[Data extracted from a collection]
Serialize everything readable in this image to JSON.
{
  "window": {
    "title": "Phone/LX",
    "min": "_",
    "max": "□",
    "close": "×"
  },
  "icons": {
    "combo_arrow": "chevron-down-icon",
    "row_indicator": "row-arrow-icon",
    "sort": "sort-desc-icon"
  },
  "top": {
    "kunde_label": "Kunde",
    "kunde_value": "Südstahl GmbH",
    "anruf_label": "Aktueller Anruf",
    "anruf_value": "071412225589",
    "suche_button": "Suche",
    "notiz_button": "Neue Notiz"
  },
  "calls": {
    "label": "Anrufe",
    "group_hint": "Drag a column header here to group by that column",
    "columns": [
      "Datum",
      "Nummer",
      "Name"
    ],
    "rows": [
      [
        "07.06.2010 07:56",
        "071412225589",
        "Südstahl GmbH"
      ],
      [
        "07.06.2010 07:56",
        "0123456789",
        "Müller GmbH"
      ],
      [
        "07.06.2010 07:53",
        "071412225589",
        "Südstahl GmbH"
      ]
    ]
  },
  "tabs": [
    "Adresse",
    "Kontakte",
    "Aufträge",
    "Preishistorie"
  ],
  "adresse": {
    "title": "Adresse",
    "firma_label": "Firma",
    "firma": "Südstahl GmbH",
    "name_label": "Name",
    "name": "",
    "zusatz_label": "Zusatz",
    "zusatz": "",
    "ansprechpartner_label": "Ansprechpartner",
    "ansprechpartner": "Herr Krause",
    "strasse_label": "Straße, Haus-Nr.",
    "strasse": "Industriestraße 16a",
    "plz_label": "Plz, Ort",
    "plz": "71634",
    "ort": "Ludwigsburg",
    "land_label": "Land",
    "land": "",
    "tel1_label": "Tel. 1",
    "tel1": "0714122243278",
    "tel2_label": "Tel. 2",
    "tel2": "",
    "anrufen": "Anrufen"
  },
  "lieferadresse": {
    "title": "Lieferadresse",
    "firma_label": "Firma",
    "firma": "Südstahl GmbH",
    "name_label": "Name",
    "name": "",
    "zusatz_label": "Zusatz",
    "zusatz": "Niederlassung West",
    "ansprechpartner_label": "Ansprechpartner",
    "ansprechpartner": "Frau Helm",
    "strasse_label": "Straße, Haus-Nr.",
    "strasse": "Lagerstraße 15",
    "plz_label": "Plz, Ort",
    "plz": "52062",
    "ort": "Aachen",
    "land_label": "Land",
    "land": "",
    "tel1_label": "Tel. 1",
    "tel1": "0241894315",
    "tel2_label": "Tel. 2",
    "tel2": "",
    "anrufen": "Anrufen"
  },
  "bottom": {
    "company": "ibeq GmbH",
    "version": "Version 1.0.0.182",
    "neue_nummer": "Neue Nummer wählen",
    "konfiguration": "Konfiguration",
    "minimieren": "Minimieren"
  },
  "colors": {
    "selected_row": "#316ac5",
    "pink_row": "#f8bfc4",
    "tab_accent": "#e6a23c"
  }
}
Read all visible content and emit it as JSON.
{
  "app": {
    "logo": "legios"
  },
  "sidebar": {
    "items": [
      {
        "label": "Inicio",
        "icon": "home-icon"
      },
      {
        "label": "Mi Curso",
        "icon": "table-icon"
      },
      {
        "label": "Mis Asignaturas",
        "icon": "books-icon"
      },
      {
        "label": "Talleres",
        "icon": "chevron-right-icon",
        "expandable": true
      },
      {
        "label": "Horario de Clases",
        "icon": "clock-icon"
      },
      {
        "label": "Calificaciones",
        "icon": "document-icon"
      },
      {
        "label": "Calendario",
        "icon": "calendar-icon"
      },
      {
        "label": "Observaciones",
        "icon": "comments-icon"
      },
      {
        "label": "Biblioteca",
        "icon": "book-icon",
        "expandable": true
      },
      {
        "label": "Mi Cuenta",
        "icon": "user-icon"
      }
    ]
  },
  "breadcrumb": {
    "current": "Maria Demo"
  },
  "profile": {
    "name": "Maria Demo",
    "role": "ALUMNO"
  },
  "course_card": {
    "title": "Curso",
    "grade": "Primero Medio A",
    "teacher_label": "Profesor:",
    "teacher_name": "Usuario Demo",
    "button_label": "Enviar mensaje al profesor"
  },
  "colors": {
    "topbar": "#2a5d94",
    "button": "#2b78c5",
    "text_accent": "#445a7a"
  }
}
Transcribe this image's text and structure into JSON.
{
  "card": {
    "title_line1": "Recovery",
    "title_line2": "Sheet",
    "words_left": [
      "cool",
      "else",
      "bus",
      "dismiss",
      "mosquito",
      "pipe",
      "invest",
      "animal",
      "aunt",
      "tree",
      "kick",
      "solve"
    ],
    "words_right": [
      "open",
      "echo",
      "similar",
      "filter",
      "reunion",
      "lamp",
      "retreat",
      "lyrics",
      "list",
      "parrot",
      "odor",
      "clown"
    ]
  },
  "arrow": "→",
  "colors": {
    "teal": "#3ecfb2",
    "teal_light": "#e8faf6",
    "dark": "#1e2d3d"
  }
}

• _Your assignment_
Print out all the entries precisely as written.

• _Solution to this task_
Serialize everything readable in this image to JSON.
{
  "window": {
    "title": "Phone/LX",
    "min": "_",
    "max": "□",
    "close": "×"
  },
  "icons": {
    "combo_arrow": "chevron-down-icon",
    "row_indicator": "row-arrow-icon",
    "sort": "sort-desc-icon"
  },
  "top": {
    "kunde_label": "Kunde",
    "kunde_value": "Südstahl GmbH",
    "anruf_label": "Aktueller Anruf",
    "anruf_value": "071412225589",
    "suche_button": "Suche",
    "notiz_button": "Neue Notiz"
  },
  "calls": {
    "label": "Anrufe",
    "group_hint": "Drag a column header here to group by that column",
    "columns": [
      "Datum",
      "Nummer",
      "Name"
    ],
    "rows": [
      [
        "07.06.2010 07:56",
        "071412225589",
        "Südstahl GmbH"
      ],
      [
        "07.06.2010 07:56",
        "0123456789",
        "Müller GmbH"
      ],
      [
        "07.06.2010 07:53",
        "071412225589",
        "Südstahl GmbH"
      ]
    ]
  },
  "tabs": [
    "Adresse",
    "Kontakte",
    "Aufträge",
    "Preishistorie"
  ],
  "adresse": {
    "title": "Adresse",
    "firma_label": "Firma",
    "firma": "Südstahl GmbH",
    "name_label": "Name",
    "name": "",
    "zusatz_label": "Zusatz",
    "zusatz": "",
    "ansprechpartner_label": "Ansprechpartner",
    "ansprechpartner": "Herr Krause",
    "strasse_label": "Straße, Haus-Nr.",
    "strasse": "Industriestraße 16a",
    "plz_label": "Plz, Ort",
    "plz": "71634",
    "ort": "Ludwigsburg",
    "land_label": "Land",
    "land": "",
    "tel1_label": "Tel. 1",
    "tel1": "0714122243278",
    "tel2_label": "Tel. 2",
    "tel2": "",
    "anrufen": "Anrufen"
  },
  "lieferadresse": {
    "title": "Lieferadresse",
    "firma_label": "Firma",
    "firma": "Südstahl GmbH",
    "name_label": "Name",
    "name": "",
    "zusatz_label": "Zusatz",
    "zusatz": "Niederlassung West",
    "ansprechpartner_label": "Ansprechpartner",
    "ansprechpartner": "Frau Helm",
    "strasse_label": "Straße, Haus-Nr.",
    "strasse": "Lagerstraße 15",
    "plz_label": "Plz, Ort",
    "plz": "52062",
    "ort": "Aachen",
    "land_label": "Land",
    "land": "",
    "tel1_label": "Tel. 1",
    "tel1": "0241894315",
    "tel2_label": "Tel. 2",
    "tel2": "",
    "anrufen": "Anrufen"
  },
  "bottom": {
    "company": "ibeq GmbH",
    "version": "Version 1.0.0.182",
    "neue_nummer": "Neue Nummer wählen",
    "konfiguration": "Konfiguration",
    "minimieren": "Minimieren"
  },
  "colors": {
    "selected_row": "#316ac5",
    "pink_row": "#f8bfc4",
    "tab_accent": "#e6a23c"
  }
}
Read all visible content and emit it as JSON.
{
  "app": {
    "logo": "legios"
  },
  "sidebar": {
    "items": [
      {
        "label": "Inicio",
        "icon": "home-icon"
      },
      {
        "label": "Mi Curso",
        "icon": "table-icon"
      },
      {
        "label": "Mis Asignaturas",
        "icon": "books-icon"
      },
      {
        "label": "Talleres",
        "icon": "chevron-right-icon",
        "expandable": true
      },
      {
        "label": "Horario de Clases",
        "icon": "clock-icon"
      },
      {
        "label": "Calificaciones",
        "icon": "document-icon"
      },
      {
        "label": "Calendario",
        "icon": "calendar-icon"
      },
      {
        "label": "Observaciones",
        "icon": "comments-icon"
      },
      {
        "label": "Biblioteca",
        "icon": "book-icon",
        "expandable": true
      },
      {
        "label": "Mi Cuenta",
        "icon": "user-icon"
      }
    ]
  },
  "breadcrumb": {
    "current": "Maria Demo"
  },
  "profile": {
    "name": "Maria Demo",
    "role": "ALUMNO"
  },
  "course_card": {
    "title": "Curso",
    "grade": "Primero Medio A",
    "teacher_label": "Profesor:",
    "teacher_name": "Usuario Demo",
    "button_label": "Enviar mensaje al profesor"
  },
  "colors": {
    "topbar": "#2a5d94",
    "button": "#2b78c5",
    "text_accent": "#445a7a"
  }
}
Transcribe this image's text and structure into JSON.
{
  "card": {
    "title_line1": "Recovery",
    "title_line2": "Sheet",
    "words_left": [
      "cool",
      "else",
      "bus",
      "dismiss",
      "mosquito",
      "pipe",
      "invest",
      "animal",
      "aunt",
      "tree",
      "kick",
      "solve"
    ],
    "words_right": [
      "open",
      "echo",
      "similar",
      "filter",
      "reunion",
      "lamp",
      "retreat",
      "lyrics",
      "list",
      "parrot",
      "odor",
      "clown"
    ]
  },
  "arrow": "→",
  "colors": {
    "teal": "#3ecfb2",
    "teal_light": "#e8faf6",
    "dark": "#1e2d3d"
  }
}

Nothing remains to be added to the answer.